New High Short Squeeze and PnF Theory ($GMCR)
On April 22nd, I posted this piece on two stocks with excellent traits for investment. Clearly my head was on straight as GMCR surged 40% on Thursday.
While luck is a factor and such performance is highly unusual, it reinforces my belief that stocks trading at all time highs with large short positions are great investment vehicles for intelligent risk managers.
There was no need for me to research the fundamentals, analyze the business model, follow earnings or watch for new partnerships. The price trend tells me that the smartest players are buying.
A fellow on Twitter mentioned that my charts are difficult to appreciate for the uninitiated, so I’ll run through some basic Point and Figure (PnF) theory to clarify my method.
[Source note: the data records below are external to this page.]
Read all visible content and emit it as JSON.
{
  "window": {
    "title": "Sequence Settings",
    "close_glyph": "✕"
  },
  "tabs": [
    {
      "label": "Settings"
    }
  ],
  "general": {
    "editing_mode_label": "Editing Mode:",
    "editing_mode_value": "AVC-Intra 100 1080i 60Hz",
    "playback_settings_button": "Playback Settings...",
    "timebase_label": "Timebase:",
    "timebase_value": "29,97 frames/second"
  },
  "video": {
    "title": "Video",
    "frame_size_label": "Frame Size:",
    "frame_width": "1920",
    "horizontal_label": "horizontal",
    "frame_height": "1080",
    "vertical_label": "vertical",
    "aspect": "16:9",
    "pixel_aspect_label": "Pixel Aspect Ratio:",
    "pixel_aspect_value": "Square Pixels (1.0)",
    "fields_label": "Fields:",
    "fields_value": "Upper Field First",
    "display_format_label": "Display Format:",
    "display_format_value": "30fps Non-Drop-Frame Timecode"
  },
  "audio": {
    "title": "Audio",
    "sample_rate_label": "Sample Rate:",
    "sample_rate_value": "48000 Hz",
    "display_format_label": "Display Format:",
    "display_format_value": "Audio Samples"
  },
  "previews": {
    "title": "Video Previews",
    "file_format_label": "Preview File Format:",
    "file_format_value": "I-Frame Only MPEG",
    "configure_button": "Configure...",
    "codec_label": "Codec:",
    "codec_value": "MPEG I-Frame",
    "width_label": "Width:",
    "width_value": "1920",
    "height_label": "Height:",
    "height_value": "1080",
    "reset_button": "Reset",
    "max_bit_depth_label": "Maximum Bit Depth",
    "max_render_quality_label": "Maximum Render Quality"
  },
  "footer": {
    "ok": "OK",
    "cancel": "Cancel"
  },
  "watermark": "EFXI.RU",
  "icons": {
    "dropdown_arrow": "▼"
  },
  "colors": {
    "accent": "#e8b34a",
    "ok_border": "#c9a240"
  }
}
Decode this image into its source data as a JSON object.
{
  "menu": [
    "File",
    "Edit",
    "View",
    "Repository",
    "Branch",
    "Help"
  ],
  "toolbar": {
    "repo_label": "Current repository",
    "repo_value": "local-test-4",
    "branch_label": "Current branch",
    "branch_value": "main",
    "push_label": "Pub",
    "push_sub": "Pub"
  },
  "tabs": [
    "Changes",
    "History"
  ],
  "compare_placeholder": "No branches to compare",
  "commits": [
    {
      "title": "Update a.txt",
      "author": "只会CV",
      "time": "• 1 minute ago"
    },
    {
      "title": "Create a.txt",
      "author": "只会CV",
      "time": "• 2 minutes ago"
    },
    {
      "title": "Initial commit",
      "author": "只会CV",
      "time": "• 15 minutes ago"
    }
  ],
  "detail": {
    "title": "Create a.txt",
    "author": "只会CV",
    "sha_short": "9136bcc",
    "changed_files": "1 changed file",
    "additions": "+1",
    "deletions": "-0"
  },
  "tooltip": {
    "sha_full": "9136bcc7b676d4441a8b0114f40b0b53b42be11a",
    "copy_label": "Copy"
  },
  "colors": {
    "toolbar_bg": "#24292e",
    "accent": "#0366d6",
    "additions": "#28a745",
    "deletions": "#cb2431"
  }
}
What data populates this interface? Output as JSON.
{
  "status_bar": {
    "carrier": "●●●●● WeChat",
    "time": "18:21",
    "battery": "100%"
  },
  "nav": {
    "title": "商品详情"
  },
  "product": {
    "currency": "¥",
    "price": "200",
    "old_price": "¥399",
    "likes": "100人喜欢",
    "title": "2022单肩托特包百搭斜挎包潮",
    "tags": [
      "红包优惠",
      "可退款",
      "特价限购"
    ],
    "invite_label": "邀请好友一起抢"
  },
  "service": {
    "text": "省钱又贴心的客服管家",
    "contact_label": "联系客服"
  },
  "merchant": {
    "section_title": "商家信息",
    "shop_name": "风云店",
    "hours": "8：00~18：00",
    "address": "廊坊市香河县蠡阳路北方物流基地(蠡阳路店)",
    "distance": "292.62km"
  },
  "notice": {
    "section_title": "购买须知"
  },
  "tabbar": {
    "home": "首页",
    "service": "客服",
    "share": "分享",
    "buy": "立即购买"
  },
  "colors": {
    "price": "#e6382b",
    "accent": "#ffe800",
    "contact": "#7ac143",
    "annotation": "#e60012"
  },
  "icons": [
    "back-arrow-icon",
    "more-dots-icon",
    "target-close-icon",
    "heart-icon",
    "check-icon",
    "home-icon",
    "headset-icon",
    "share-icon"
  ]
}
PnF charts have a few distinct differences from standard line/bar/candle/OHLC charts, most notably the non-linear expression of time. Unlike other methods, a new mark (X or O) is only created if price changes.
Each new column on a PnF chart represents an uninterrupted price trend, that is, a line of X’s signifies a rise in price, and O’s a decline. Thus, the value of the PnF method is the reduction of trading noise and the ease of recognizing price trends.
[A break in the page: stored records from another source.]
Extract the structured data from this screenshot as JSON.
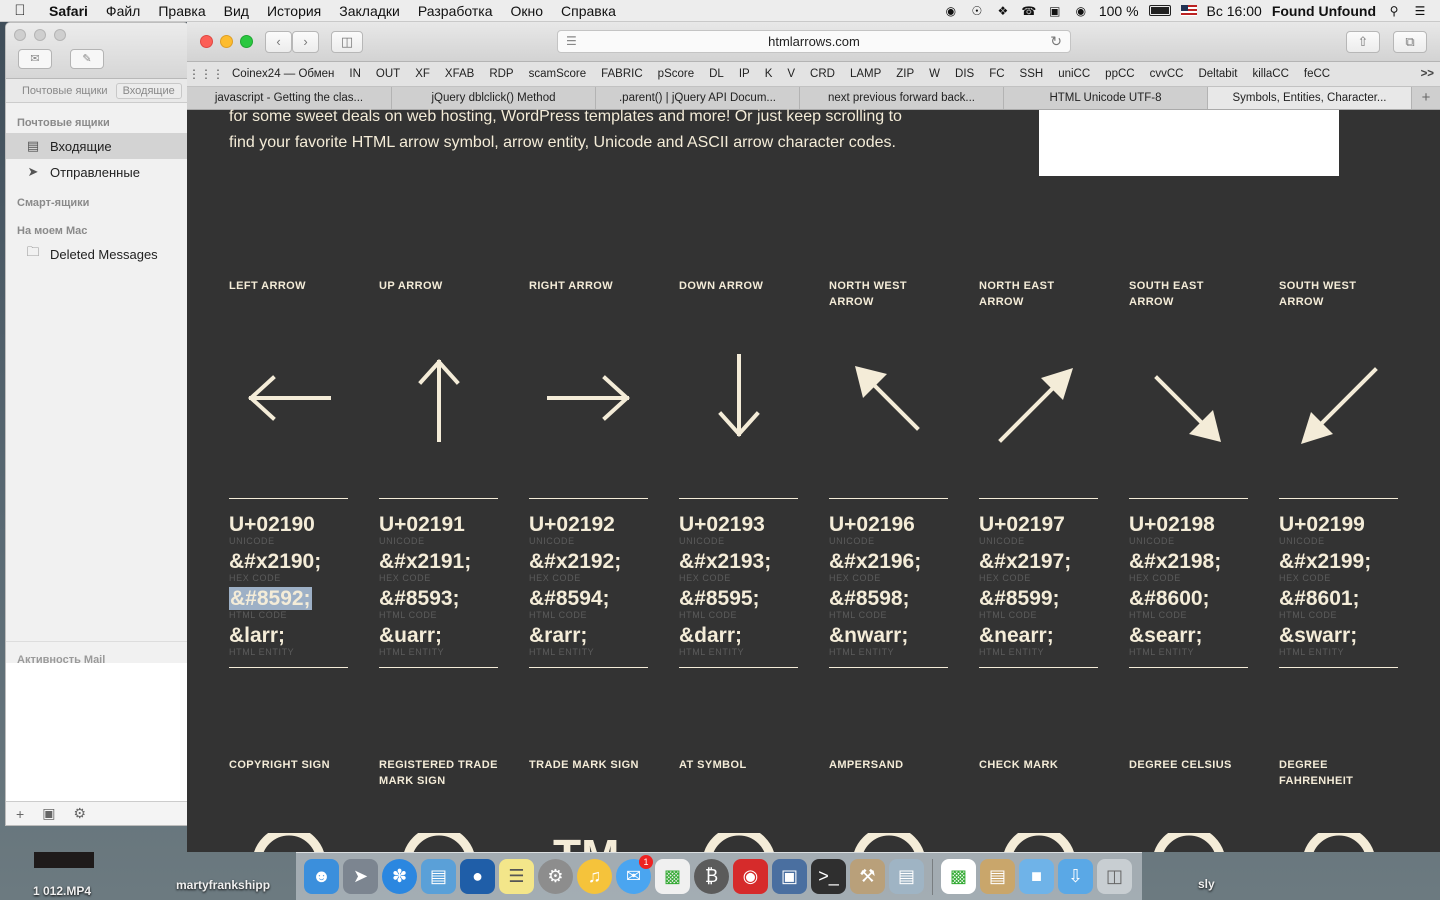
{
  "menubar": {
    "app": "Safari",
    "items": [
      "Файл",
      "Правка",
      "Вид",
      "История",
      "Закладки",
      "Разработка",
      "Окно",
      "Справка"
    ],
    "battery": "100 %",
    "clock": "Вс 16:00",
    "user": "Found Unfound"
  },
  "mail": {
    "fav_bar": {
      "mailboxes": "Почтовые ящики",
      "inbox_chip": "Входящие"
    },
    "sections": {
      "mailboxes": "Почтовые ящики",
      "smart": "Смарт-ящики",
      "on_mac": "На моем Mac",
      "activity": "Активность Mail"
    },
    "items": {
      "inbox": "Входящие",
      "sent": "Отправленные",
      "deleted": "Deleted Messages"
    }
  },
  "safari": {
    "url": "htmlarrows.com",
    "bookmarks": [
      "Coinex24 — Обмен",
      "IN",
      "OUT",
      "XF",
      "XFAB",
      "RDP",
      "scamScore",
      "FABRIC",
      "pScore",
      "DL",
      "IP",
      "K",
      "V",
      "CRD",
      "LAMP",
      "ZIP",
      "W",
      "DIS",
      "FC",
      "SSH",
      "uniCC",
      "ppCC",
      "cvvCC",
      "Deltabit",
      "killaCC",
      "feCC"
    ],
    "bookmarks_more": ">>",
    "tabs": [
      "javascript - Getting the clas...",
      "jQuery dblclick() Method",
      ".parent() | jQuery API Docum...",
      "next previous forward back...",
      "HTML Unicode UTF-8",
      "Symbols, Entities, Character..."
    ],
    "tab_add": "+"
  },
  "page": {
    "intro_line1": "for some sweet deals on web hosting, WordPress templates and more! Or just keep scrolling to",
    "intro_line2": "find your favorite HTML arrow symbol, arrow entity, Unicode and ASCII arrow character codes.",
    "labels": {
      "unicode": "UNICODE",
      "hex": "HEX CODE",
      "html": "HTML CODE",
      "entity": "HTML ENTITY"
    },
    "arrows": [
      {
        "title": "LEFT ARROW",
        "unicode": "U+02190",
        "hex": "&#x2190;",
        "html": "&#8592;",
        "entity": "&larr;",
        "icon": "left-arrow"
      },
      {
        "title": "UP ARROW",
        "unicode": "U+02191",
        "hex": "&#x2191;",
        "html": "&#8593;",
        "entity": "&uarr;",
        "icon": "up-arrow"
      },
      {
        "title": "RIGHT ARROW",
        "unicode": "U+02192",
        "hex": "&#x2192;",
        "html": "&#8594;",
        "entity": "&rarr;",
        "icon": "right-arrow"
      },
      {
        "title": "DOWN ARROW",
        "unicode": "U+02193",
        "hex": "&#x2193;",
        "html": "&#8595;",
        "entity": "&darr;",
        "icon": "down-arrow"
      },
      {
        "title": "NORTH WEST ARROW",
        "unicode": "U+02196",
        "hex": "&#x2196;",
        "html": "&#8598;",
        "entity": "&nwarr;",
        "icon": "north-west-arrow"
      },
      {
        "title": "NORTH EAST ARROW",
        "unicode": "U+02197",
        "hex": "&#x2197;",
        "html": "&#8599;",
        "entity": "&nearr;",
        "icon": "north-east-arrow"
      },
      {
        "title": "SOUTH EAST ARROW",
        "unicode": "U+02198",
        "hex": "&#x2198;",
        "html": "&#8600;",
        "entity": "&searr;",
        "icon": "south-east-arrow"
      },
      {
        "title": "SOUTH WEST ARROW",
        "unicode": "U+02199",
        "hex": "&#x2199;",
        "html": "&#8601;",
        "entity": "&swarr;",
        "icon": "south-west-arrow"
      }
    ],
    "symbols": [
      {
        "title": "COPYRIGHT SIGN"
      },
      {
        "title": "REGISTERED TRADE MARK SIGN"
      },
      {
        "title": "TRADE MARK SIGN",
        "glyph": "TM"
      },
      {
        "title": "AT SYMBOL"
      },
      {
        "title": "AMPERSAND"
      },
      {
        "title": "CHECK MARK"
      },
      {
        "title": "DEGREE CELSIUS"
      },
      {
        "title": "DEGREE FAHRENHEIT"
      }
    ]
  },
  "desktop": {
    "file1": "1 012.MP4",
    "file2": "martyfrankshipp",
    "file3": "sly"
  },
  "dock": {
    "icons": [
      "finder-icon",
      "launchpad-icon",
      "safari-icon",
      "preview-icon",
      "adium-icon",
      "notes-icon",
      "system-preferences-icon",
      "itunes-icon",
      "messages-icon",
      "numbers-icon",
      "bitcoin-icon",
      "photo-booth-icon",
      "virtualbox-icon",
      "terminal-icon",
      "utilities-icon",
      "image-capture-icon",
      "numbers-doc-icon",
      "archive-icon",
      "folder-icon",
      "downloads-icon",
      "trash-icon"
    ],
    "messages_badge": "1"
  }
}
The function of time is expressed in two parts, years on the bottom, and months denoted via alphanumerics embedded in the price. 1-9 indicates January-September, and A-C are October-December.
Another wonderful feature of this style is the price by volume, indicated by the horizontal bars on the left. As illustrated by the chart above, buying in the 55.44 range prompted the short squeeze that catapulted GMCR to great heights. Price by volume can give some indication of support and resistance, and it often forms bell curve distributions.
Finally, one more feature of PnF is the ability to scale the y-axis to the Average True Range (ATR) of the security. While I won’t go into the details of ATR, I recommend research on the subject, especially from trading coach Van K. Tharp who has some excellent material on the subject. ATR price scaling creates unique price distributions, tailored to the action of the security.
If there are other questions or comments, please leave a note, and I’ll do my best to clarify my ideas.